However, maple red is more of a crimson (cool red). What I had on hand for the primary fibre in this yarn was scarlet (warm red) merino. I tried adding purple and fuchsia merino mill ends to draw it to the cooler side. The mist colours utilize white alpaca/wool (from Ray Rossiter at the Men’s Spring Knitting Retreat) and lustrous blue alpaca silk. Natural wool added the browns. Some mohair/wool/llama I de-stashed from Michael del Vecchio (author of Knitting With Balls) added brassy golden-browns. A range of dyed tussah silk and sparkly nylon contributed autumnal highlights. Once in a while I auto-wrapped some mohair boucle in tapestry tones to create the dark patches like moss or tendrils. Up until now I have plied core spun yarns with commercial novelty yarns as binders, but the single was so interesting I hated to add anything, so I left it alone. Consequently it is somewhat overspun, but a wash and a gentle stretch pulled out most of the kinks.
It ended up looking less like a scene from a quite forest than an exotic marketplace. Or at least a journey through somewhere hot and fiery, maybe more a way of lost souls than intended. Still I am excited about the result. It is quite unlike any yarn I’ve worked with before. Because of the overspun tension, it will be better suited to garter stitch. This yarn is likely destined to become a hat and scarf set or perhaps combined hoodie cowl.
I recommend working outside your colour comfort zone. The results can be amazing.
This summer I noticed some unexpected trees deep in the woods, high on a ridge near the cottage.

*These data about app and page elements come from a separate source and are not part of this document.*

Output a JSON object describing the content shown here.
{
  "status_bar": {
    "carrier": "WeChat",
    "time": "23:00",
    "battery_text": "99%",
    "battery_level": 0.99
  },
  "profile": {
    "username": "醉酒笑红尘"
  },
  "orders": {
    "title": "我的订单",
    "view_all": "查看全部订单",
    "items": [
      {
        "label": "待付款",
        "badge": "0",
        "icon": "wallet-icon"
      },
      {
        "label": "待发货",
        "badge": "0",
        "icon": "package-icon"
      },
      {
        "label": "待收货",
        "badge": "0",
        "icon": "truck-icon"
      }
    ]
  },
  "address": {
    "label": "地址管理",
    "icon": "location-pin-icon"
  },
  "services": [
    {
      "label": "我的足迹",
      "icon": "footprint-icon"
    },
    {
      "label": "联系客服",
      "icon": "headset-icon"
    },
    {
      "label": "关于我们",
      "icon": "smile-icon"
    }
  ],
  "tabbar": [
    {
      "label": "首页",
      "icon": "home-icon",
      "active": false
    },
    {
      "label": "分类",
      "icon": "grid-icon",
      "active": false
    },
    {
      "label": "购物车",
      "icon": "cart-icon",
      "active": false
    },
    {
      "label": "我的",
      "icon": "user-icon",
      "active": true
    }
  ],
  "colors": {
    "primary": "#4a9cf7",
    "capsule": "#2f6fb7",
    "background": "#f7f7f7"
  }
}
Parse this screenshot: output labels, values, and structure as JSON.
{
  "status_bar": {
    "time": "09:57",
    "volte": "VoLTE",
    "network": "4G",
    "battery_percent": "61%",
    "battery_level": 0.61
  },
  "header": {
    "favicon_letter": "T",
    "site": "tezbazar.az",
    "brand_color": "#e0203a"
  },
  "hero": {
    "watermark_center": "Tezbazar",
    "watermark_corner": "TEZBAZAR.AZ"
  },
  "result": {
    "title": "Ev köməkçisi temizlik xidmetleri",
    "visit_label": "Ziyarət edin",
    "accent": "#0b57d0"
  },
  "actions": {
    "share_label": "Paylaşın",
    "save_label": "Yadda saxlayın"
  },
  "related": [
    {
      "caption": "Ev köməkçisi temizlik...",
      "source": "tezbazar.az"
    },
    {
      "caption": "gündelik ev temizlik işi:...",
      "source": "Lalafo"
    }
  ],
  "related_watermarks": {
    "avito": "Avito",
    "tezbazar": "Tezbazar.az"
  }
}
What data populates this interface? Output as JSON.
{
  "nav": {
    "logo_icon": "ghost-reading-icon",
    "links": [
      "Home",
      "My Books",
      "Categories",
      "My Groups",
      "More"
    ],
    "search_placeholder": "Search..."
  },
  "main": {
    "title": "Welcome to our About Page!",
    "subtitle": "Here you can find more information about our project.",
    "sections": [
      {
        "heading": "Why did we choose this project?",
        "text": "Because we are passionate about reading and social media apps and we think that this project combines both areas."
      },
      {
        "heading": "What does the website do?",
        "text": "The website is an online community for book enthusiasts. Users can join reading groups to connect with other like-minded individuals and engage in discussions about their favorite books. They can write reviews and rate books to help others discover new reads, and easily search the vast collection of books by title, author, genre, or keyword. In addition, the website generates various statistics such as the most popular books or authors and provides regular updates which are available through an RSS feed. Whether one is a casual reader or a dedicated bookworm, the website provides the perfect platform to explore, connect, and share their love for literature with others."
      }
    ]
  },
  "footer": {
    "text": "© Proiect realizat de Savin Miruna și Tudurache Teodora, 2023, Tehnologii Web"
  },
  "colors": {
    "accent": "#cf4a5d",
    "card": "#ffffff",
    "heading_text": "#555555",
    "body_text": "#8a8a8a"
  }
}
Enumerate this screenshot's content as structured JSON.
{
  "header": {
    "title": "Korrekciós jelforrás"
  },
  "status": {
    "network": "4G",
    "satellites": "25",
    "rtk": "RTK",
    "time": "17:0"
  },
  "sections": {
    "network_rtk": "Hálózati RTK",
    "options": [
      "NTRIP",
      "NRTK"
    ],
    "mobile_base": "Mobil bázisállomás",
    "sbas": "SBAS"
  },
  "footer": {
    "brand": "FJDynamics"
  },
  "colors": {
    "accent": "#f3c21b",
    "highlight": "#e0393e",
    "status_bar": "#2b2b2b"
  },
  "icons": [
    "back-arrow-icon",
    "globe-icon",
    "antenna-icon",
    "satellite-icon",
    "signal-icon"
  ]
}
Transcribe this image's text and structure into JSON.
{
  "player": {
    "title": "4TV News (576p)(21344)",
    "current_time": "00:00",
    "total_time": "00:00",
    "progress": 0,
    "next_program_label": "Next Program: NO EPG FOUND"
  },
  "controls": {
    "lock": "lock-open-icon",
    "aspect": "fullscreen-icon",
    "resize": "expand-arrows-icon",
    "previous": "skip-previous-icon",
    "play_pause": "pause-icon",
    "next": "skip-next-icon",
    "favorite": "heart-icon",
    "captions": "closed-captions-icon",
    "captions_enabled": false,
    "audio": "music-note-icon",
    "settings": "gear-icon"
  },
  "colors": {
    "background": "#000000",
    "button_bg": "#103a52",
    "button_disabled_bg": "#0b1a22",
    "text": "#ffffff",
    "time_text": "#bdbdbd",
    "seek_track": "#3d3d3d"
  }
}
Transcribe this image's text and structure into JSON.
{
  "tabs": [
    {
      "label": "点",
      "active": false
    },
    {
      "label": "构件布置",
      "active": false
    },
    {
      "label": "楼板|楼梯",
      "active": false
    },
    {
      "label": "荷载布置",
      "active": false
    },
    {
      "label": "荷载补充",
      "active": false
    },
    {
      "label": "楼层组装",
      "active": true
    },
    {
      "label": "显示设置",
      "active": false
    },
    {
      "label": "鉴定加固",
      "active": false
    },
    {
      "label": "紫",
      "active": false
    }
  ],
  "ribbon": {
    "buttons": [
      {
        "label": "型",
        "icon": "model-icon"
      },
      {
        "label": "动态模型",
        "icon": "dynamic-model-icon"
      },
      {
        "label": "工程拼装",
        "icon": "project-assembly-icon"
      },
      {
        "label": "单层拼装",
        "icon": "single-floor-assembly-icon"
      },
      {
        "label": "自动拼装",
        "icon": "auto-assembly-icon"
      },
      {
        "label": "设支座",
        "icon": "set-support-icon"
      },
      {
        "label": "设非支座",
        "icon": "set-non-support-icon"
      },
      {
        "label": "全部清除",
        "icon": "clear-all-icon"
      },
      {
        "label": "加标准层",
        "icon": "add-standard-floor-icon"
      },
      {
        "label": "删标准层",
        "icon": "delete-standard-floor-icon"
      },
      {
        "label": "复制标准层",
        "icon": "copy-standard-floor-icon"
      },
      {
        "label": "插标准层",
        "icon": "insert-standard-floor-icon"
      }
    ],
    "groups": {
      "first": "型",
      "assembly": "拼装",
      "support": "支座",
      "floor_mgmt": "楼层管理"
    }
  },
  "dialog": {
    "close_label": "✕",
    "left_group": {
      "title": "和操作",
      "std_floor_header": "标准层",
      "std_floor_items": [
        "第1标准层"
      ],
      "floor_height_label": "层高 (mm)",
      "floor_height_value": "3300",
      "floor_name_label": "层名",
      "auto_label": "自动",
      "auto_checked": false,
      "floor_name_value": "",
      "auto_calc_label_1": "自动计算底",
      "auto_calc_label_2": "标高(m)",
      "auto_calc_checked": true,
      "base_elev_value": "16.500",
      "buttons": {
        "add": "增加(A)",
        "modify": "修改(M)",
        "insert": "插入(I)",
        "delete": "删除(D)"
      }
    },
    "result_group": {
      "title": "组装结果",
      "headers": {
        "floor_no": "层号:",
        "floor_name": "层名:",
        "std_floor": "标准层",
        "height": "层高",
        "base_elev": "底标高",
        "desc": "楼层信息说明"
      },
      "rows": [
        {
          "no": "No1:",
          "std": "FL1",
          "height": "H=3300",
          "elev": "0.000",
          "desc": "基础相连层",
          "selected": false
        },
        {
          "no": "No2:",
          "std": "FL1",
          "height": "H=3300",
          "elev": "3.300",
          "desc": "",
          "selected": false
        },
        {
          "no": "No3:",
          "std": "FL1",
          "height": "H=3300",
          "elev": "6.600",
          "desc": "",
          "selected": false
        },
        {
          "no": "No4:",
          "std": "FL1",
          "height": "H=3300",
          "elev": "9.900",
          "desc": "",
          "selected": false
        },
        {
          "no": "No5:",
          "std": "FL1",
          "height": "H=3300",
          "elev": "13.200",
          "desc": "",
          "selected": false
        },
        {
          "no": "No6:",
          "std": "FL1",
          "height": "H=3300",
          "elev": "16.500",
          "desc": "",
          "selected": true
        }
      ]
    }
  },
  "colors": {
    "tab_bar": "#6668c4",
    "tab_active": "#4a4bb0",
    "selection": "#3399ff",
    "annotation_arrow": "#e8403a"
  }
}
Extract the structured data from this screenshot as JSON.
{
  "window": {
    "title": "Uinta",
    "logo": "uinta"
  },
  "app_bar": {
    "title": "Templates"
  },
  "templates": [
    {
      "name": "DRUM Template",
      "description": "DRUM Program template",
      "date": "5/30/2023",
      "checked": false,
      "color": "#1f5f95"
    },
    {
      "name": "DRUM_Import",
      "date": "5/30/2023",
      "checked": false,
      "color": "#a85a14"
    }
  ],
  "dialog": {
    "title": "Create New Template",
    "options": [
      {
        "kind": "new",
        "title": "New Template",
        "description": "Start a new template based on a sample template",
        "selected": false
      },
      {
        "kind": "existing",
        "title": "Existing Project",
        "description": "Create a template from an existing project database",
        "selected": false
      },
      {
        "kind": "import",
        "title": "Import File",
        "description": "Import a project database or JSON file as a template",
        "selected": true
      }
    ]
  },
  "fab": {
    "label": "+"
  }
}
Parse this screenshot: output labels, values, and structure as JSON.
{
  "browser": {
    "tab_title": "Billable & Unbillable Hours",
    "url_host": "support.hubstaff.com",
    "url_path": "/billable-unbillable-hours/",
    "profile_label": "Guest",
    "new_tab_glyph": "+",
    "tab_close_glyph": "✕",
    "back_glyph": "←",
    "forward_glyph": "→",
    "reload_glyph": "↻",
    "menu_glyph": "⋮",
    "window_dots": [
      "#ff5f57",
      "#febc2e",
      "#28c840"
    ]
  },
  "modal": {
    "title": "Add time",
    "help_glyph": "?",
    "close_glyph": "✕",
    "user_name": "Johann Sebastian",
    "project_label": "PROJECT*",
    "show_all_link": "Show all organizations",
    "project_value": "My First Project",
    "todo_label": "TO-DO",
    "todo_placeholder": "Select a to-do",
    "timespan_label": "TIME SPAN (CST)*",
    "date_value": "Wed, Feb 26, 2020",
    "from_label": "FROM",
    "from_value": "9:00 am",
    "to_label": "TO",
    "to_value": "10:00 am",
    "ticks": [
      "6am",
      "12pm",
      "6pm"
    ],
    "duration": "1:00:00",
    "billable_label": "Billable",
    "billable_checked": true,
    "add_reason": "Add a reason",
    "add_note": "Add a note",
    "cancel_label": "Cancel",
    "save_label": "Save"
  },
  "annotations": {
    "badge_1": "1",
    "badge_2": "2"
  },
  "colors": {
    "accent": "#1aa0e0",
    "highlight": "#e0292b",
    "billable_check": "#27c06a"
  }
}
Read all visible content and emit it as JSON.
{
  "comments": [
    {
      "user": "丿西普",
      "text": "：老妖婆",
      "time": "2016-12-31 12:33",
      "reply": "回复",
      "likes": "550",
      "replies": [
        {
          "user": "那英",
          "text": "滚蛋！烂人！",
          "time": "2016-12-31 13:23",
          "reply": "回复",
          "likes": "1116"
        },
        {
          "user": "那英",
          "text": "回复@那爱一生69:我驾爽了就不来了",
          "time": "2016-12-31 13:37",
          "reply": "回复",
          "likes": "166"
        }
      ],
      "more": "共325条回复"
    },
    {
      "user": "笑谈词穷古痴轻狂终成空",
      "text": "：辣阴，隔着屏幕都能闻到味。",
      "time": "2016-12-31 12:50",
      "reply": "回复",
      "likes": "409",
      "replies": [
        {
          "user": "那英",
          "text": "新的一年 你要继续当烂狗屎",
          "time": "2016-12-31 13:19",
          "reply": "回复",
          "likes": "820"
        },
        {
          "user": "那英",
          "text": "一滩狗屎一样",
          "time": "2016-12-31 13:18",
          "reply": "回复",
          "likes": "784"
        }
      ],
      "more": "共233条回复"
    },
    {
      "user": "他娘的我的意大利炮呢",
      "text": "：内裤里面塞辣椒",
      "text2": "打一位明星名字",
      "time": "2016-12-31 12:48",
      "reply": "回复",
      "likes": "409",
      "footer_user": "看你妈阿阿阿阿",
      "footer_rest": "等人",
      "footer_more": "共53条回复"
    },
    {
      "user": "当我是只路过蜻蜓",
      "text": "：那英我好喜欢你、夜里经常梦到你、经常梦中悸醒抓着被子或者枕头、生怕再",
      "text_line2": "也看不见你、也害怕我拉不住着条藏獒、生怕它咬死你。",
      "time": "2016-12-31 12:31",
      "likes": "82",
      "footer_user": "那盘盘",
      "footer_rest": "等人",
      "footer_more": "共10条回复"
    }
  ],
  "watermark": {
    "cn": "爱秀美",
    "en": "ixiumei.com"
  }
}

Compound leaves like these are typical of ashes and walnuts, but I had never seen either in the area. To add to the mystery, they were growing in a swampy depression and I could not not approach for a close look at leaves and bark. Ash seemed more likely, but without a closer look I was flummoxed.
In October, following the same ATV trail with Danny, Marian and Brenna (in the same part of the woods where we found the delicious comb tooth fungus) I noticed the trees again and pointed them out. Not five minutes later we came upon a tall, spindly sapling, which had bent right over to the ground. Before Marian attempted to upright it, I picked a leaf and tucked it in my notebook. Just yesterday I came across it, nicely pressed.
It is obviously an ash, probably black ash (F. nigra) or possibly the closely related green ash (F. pennsylvanica). It would be near the extreme northern extent of the green ash’s range. Also, I learn that black ash can have up to 13 leaflets per compound leaf, while green ash usually has only 7 to 9. I recall the leaves higher in the tree having more leaflets, which was part of the reason I thought the trees resembled walnuts. Whether black or green, I have never noticed Fraxinus anywhere around cottage country before, so this adds another species to the woody diversity of the area.